Benefits of flu vaccination include:

  • It can prevent you from getting sick with the flu.
  • Flu vaccination reduces the risk of getting flu-associated hospitalisation.
  • According to several studies, seasonal flu vaccination reduces the illness severity in people who’ve been vaccinated but still got sick {1}
  • Seasonal flu vaccination is especially important as a preventive tool for people suffering from certain chronic illnesses. For example, the flu vaccination has reduced rates of cardiac events amongst those with heart disease {2}.
  • When pregnant women get the seasonal flu vaccination, it protects them and their infants in the first few months of life from the flu.

What are the first symptoms of seasonal flu?

At first, flu symptoms will seem like a common cold. You’ll experience symptoms like sneezing, sore throat, and runny nose. However, you’ll notice that the flu doesn’t act like a common cold since it comes on suddenly, and while colds feel bad, the flu will make you feel miserable. Common symptoms of seasonal flu include:

  • Aching muscles
  • Headache
  • Fever
  • Chills and sweats
  • Shortness of breath
  • Runny and stuffy nose
  • Sore throat
  • Eye pain
  • Tiredness and weakness
  • Dry, persistent cough
  • Vomiting and diarrhoea (often more common in kids than adults)

Are flu and allergy the same?

Our Allergy Test kit

Even though some allergy symptoms and flu symptoms may seem similar, these two are different conditions. Flu and allergy affect the respiratory system, so they share many symptoms. However, it’s easy to tell them apart even with the symptoms. For example, while you’ll experience a fever when you have flu, allergies don’t come with a fever. The flu will cause your body to suffer from pain and aches, while an allergy won’t. At the beginning of your flu infection, you’ll feel extreme exhaustion which you won’t feel when suffering from seasonal allergies.

Seasonal flu is accompanied by a cough, while allergies rarely include coughs. You can always protect yourself from the flu by taking a flu vaccine; however, to avoid allergies, you must avoid allergens that may trigger your allergy symptoms. When suffering from allergies, you can easily take an Allergy Test, which will help you narrow down the culprit so you can easily avoid it in your environment or food.

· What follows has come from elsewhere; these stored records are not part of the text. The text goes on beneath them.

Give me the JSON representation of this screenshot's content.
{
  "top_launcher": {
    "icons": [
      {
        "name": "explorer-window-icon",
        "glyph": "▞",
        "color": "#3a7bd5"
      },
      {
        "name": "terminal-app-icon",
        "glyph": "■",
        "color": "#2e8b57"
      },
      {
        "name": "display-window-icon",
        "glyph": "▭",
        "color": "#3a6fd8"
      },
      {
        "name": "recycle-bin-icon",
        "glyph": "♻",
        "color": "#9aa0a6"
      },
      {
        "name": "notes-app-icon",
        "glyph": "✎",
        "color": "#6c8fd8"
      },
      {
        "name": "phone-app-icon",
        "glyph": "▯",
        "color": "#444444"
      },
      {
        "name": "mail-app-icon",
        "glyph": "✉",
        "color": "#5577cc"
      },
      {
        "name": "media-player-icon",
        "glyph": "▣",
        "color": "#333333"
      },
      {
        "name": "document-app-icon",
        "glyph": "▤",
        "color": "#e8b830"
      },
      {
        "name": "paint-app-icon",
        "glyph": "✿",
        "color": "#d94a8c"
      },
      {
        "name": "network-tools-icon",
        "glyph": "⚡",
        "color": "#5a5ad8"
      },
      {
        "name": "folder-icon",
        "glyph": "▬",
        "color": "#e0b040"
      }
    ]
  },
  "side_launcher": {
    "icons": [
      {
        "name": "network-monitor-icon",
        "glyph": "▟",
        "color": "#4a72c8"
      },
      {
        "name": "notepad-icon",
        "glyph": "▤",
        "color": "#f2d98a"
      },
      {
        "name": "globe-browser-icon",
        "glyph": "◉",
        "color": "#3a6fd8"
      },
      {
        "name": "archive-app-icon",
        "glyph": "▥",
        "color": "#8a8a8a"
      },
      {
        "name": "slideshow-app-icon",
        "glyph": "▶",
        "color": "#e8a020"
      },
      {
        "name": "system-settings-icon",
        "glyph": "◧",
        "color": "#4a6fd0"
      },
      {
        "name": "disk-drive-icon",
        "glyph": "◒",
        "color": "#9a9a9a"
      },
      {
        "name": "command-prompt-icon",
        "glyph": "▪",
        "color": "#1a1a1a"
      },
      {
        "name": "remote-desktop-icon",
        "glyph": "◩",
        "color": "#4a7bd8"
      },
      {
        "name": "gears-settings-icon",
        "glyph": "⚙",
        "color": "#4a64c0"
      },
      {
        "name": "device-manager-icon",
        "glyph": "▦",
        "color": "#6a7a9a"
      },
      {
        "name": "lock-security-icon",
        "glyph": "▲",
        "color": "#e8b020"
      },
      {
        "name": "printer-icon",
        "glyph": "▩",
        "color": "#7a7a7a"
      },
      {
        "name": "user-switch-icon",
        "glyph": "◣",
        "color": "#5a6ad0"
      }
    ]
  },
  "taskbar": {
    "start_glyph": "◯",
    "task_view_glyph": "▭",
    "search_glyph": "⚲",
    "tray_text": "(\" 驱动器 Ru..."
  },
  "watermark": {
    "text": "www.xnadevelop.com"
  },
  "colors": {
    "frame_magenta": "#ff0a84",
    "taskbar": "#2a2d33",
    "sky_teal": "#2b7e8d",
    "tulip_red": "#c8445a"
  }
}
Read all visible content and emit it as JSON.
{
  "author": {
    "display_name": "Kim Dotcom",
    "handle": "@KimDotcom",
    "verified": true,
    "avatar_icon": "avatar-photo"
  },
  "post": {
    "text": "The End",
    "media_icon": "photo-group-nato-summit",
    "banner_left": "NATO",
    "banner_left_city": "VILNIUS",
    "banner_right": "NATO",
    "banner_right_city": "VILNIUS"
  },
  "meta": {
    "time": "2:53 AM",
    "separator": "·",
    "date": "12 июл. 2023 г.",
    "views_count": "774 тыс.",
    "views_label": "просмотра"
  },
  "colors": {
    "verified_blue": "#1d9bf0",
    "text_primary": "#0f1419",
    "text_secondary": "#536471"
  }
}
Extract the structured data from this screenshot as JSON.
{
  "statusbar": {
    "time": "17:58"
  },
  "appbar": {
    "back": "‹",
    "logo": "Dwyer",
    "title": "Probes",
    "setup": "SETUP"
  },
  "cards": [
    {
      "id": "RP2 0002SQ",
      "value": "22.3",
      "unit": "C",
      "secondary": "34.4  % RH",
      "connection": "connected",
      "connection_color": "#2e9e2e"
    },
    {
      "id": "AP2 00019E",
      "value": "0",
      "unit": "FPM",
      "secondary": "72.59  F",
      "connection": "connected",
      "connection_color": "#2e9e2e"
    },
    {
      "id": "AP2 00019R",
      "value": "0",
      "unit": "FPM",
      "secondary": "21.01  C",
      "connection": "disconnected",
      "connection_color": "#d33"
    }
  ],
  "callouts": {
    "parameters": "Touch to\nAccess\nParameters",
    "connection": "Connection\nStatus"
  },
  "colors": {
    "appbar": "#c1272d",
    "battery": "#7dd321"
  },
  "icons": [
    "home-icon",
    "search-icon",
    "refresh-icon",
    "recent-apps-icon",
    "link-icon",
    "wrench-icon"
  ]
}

  1. Ferdinands, J. M., Thompson, M. G., Blanton, L., Spencer, S., Grant, L., & Fry, A. M. (2021). Does influenza vaccination attenuate the severity of breakthrough infections? A narrative review and recommendations for further research. Vaccine, 39(28), 3678-3695. (
  2. Udell, J. A., Zawi, R., Bhatt, D. L., Keshtkar-Jahromi, M., Gaughran, F., Phrommintikul, A., Ciszewski, A., Vakili, H., Hoffman, E. B., Farkouh, M. E., & Cannon, C. P. (2013). Association between influenza vaccination and cardiovascular outcomes in high-risk patients: a meta-analysis. JAMA, 310(16), 1711–1720.